▶ **Assigned task**: Work through the records below and copy every line that includes "Settings".

▶ **Information supplied**:
# # # #

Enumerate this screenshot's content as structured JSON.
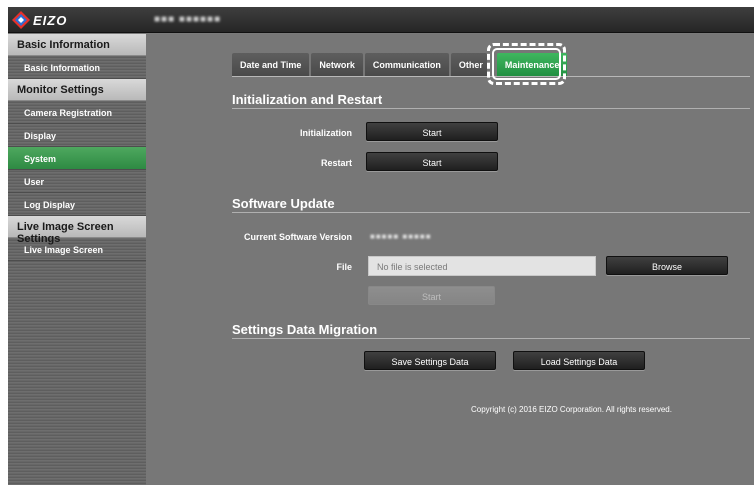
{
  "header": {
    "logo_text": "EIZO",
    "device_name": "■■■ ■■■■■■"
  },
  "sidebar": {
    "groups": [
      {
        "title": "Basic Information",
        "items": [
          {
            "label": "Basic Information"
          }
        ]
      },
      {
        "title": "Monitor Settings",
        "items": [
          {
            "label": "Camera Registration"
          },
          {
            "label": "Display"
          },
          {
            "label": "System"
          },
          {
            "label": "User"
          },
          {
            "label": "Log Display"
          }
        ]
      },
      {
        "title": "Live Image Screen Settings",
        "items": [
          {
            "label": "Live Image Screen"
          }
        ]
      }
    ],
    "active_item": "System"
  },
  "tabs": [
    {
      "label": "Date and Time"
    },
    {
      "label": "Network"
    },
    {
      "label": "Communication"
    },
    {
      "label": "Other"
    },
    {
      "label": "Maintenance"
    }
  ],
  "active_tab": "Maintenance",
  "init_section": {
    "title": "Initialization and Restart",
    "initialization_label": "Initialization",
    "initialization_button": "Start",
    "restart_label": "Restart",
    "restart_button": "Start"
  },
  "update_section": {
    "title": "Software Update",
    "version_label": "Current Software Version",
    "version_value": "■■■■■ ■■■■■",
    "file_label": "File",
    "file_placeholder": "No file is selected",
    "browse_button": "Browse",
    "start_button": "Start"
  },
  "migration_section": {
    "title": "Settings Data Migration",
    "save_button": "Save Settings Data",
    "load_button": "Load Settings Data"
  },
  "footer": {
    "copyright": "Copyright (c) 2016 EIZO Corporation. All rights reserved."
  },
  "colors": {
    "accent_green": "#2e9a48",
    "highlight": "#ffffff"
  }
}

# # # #

▶ **Solution to this problem**:
        "title": "Monitor Settings",
        "title": "Live Image Screen Settings",
    "title": "Settings Data Migration",
    "save_button": "Save Settings Data",
    "load_button": "Load Settings Data"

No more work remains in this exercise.